Talks aim for cross-border protection of birds of prey
Some 51 per cent of African-Eurasian migratory raptor species have an "unfavourable" conservation status.
John O'Sullivan, of Birdlife International, a global alliance of conservation organisations, said: "We have recently heard about the sad case of the golden eagle being poisoned in Scotland, but birds of prey face additional problems trying to settle in networks of suitable habitats along their migration paths. We know little about the status of raptors in Africa, and in Asia species are poorly understood." The main threats to the birds, Mr O'Sullivan said, were habitat loss, illegal hunting, power lines, and wind farm initiatives.
October 23, 2007
by Martyn McLaughlin
in The Scotsman
A PLAN to safeguard migrating birds of prey took its first steps yesterday with the start of talks aiming to agree an international protocol.
Though much work has been done in Europe in recent years to protect migrant raptors, the population and welfare of the birds across large swathes of Africa and Asia remain unclear.

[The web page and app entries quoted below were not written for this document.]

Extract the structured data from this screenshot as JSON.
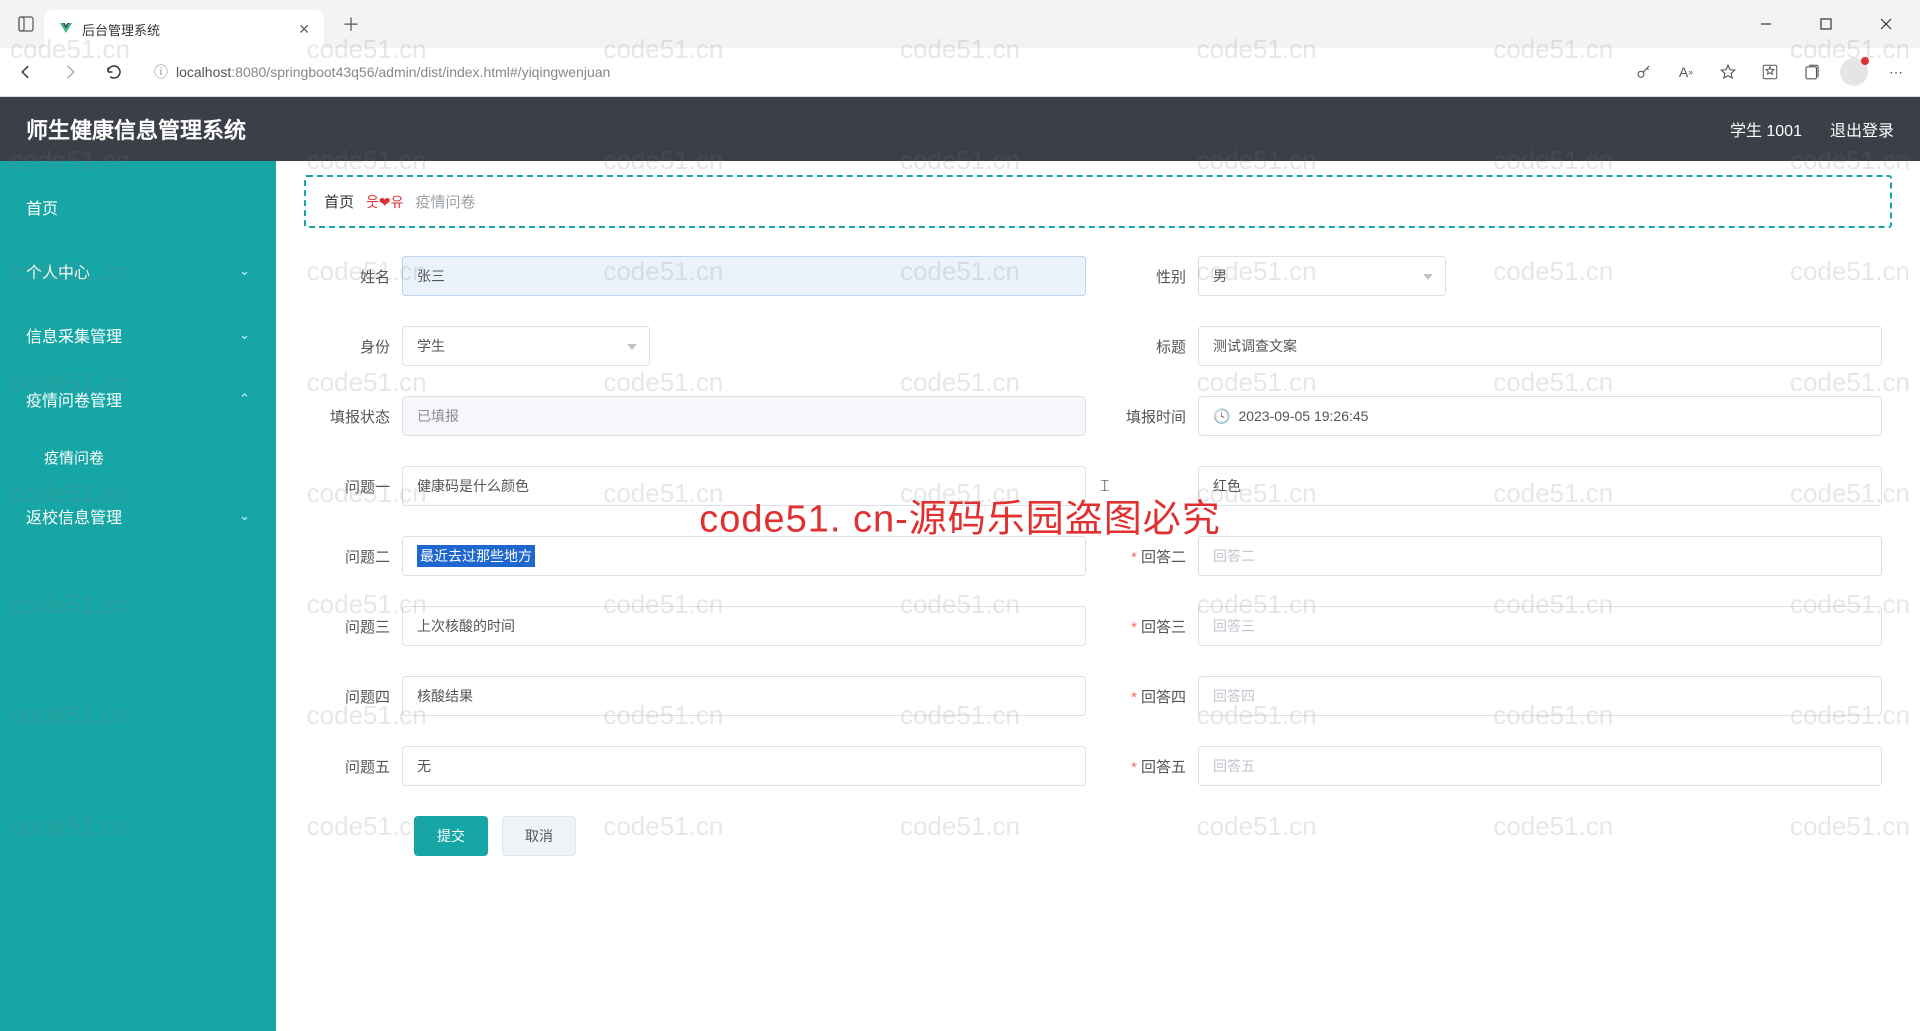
{
  "browser": {
    "tab_title": "后台管理系统",
    "url_host": "localhost",
    "url_port_path": ":8080/springboot43q56/admin/dist/index.html#/yiqingwenjuan"
  },
  "header": {
    "app_title": "师生健康信息管理系统",
    "user_label": "学生 1001",
    "logout": "退出登录"
  },
  "sidebar": {
    "home": "首页",
    "personal": "个人中心",
    "info_collect": "信息采集管理",
    "survey_mgmt": "疫情问卷管理",
    "survey_item": "疫情问卷",
    "return_mgmt": "返校信息管理"
  },
  "breadcrumb": {
    "home": "首页",
    "decor": "웃❤유",
    "current": "疫情问卷"
  },
  "form": {
    "name_label": "姓名",
    "name_value": "张三",
    "gender_label": "性别",
    "gender_value": "男",
    "identity_label": "身份",
    "identity_value": "学生",
    "title_label": "标题",
    "title_value": "测试调查文案",
    "fill_status_label": "填报状态",
    "fill_status_value": "已填报",
    "fill_time_label": "填报时间",
    "fill_time_value": "2023-09-05 19:26:45",
    "q1_label": "问题一",
    "q1_value": "健康码是什么颜色",
    "a1_value": "红色",
    "q2_label": "问题二",
    "q2_value": "最近去过那些地方",
    "a2_label": "回答二",
    "a2_placeholder": "回答二",
    "q3_label": "问题三",
    "q3_value": "上次核酸的时间",
    "a3_label": "回答三",
    "a3_placeholder": "回答三",
    "q4_label": "问题四",
    "q4_value": "核酸结果",
    "a4_label": "回答四",
    "a4_placeholder": "回答四",
    "q5_label": "问题五",
    "q5_value": "无",
    "a5_label": "回答五",
    "a5_placeholder": "回答五",
    "submit": "提交",
    "cancel": "取消"
  },
  "watermark": {
    "text": "code51.cn",
    "center": "code51. cn-源码乐园盗图必究"
  }
}
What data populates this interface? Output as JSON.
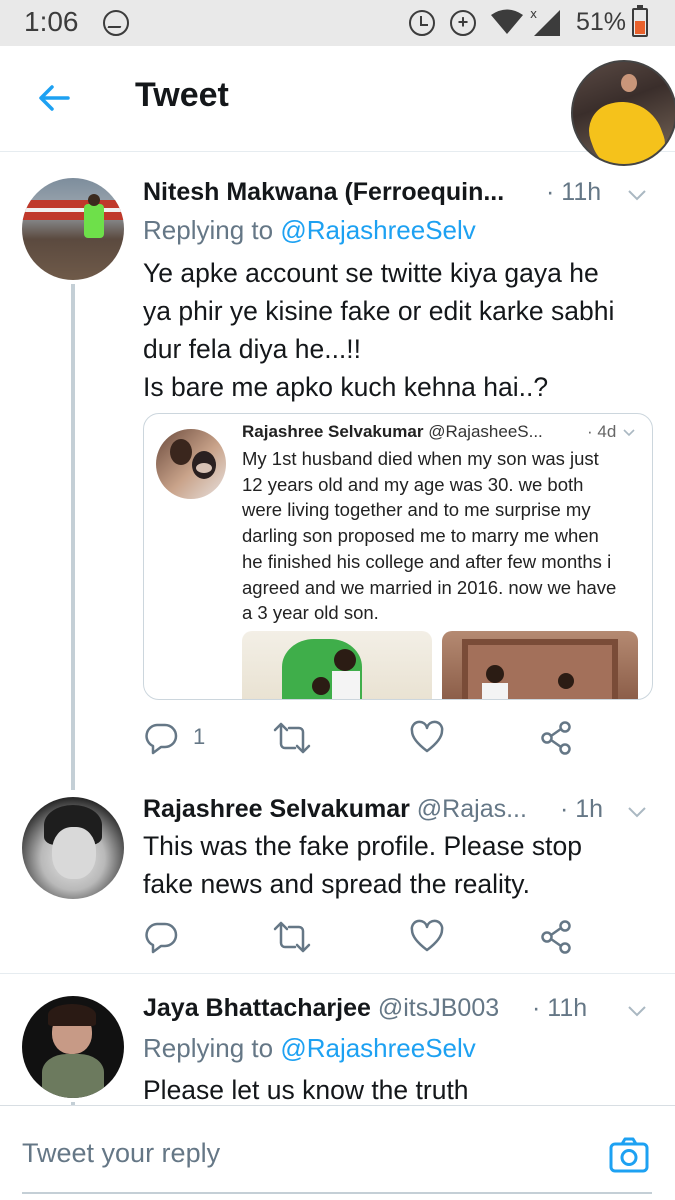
{
  "status_bar": {
    "time": "1:06",
    "battery": "51%",
    "battery_level": 0.51
  },
  "header": {
    "title": "Tweet"
  },
  "tweets": [
    {
      "name": "Nitesh Makwana (Ferroequin...",
      "time": "· 11h",
      "replying_prefix": "Replying to",
      "replying_to": "@RajashreeSelv",
      "text_lines": [
        "Ye apke account se twitte kiya gaya he",
        "ya phir ye kisine fake or edit karke sabhi",
        "dur fela diya he...!!",
        "Is bare me apko kuch kehna hai..?"
      ],
      "reply_count": "1",
      "quote": {
        "name": "Rajashree Selvakumar",
        "handle": "@RajasheeS...",
        "time": "· 4d",
        "text_lines": [
          "My 1st husband died when my son was just",
          "12 years old and my age was 30. we both",
          "were living together and to me surprise my",
          "darling son proposed me to marry me when",
          "he finished his college and after few months i",
          "agreed and we married in 2016. now we have",
          "a 3 year old son."
        ]
      }
    },
    {
      "name": "Rajashree Selvakumar",
      "handle": "@Rajas...",
      "time": "· 1h",
      "text_lines": [
        "This was the fake profile. Please stop",
        "fake news and spread the reality."
      ]
    },
    {
      "name": "Jaya Bhattacharjee",
      "handle": "@itsJB003",
      "time": "· 11h",
      "replying_prefix": "Replying to",
      "replying_to": "@RajashreeSelv",
      "text_lines": [
        "Please let us know the truth"
      ]
    }
  ],
  "compose": {
    "placeholder": "Tweet your reply"
  },
  "icons": [
    "messenger-icon",
    "alarm-icon",
    "data-saver-icon",
    "wifi-icon",
    "signal-icon",
    "battery-icon",
    "back-arrow-icon",
    "chevron-down-icon",
    "reply-icon",
    "retweet-icon",
    "like-icon",
    "share-icon",
    "camera-icon"
  ],
  "colors": {
    "accent": "#1da1f2",
    "secondary_text": "#657786",
    "battery": "#e8612c"
  }
}
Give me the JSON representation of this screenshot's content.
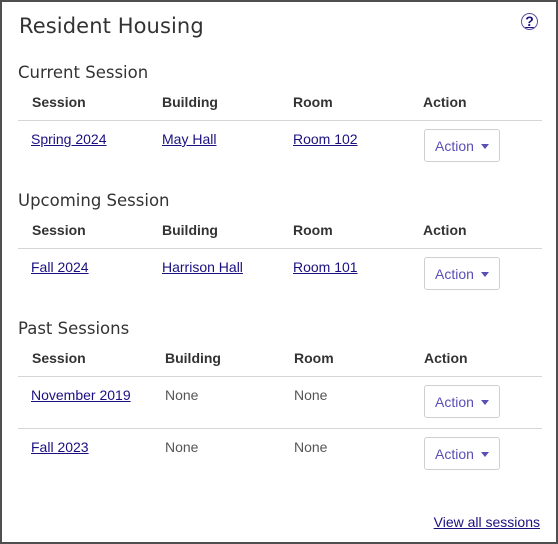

Now, delegates from across the world have gathered in Scotland in the first move towards a global plan to tighten up legislation across nations and protect the birds' habitats. The initiative would run for five years and cost around £1.1 million.
The International Conference on... [continue via Web link]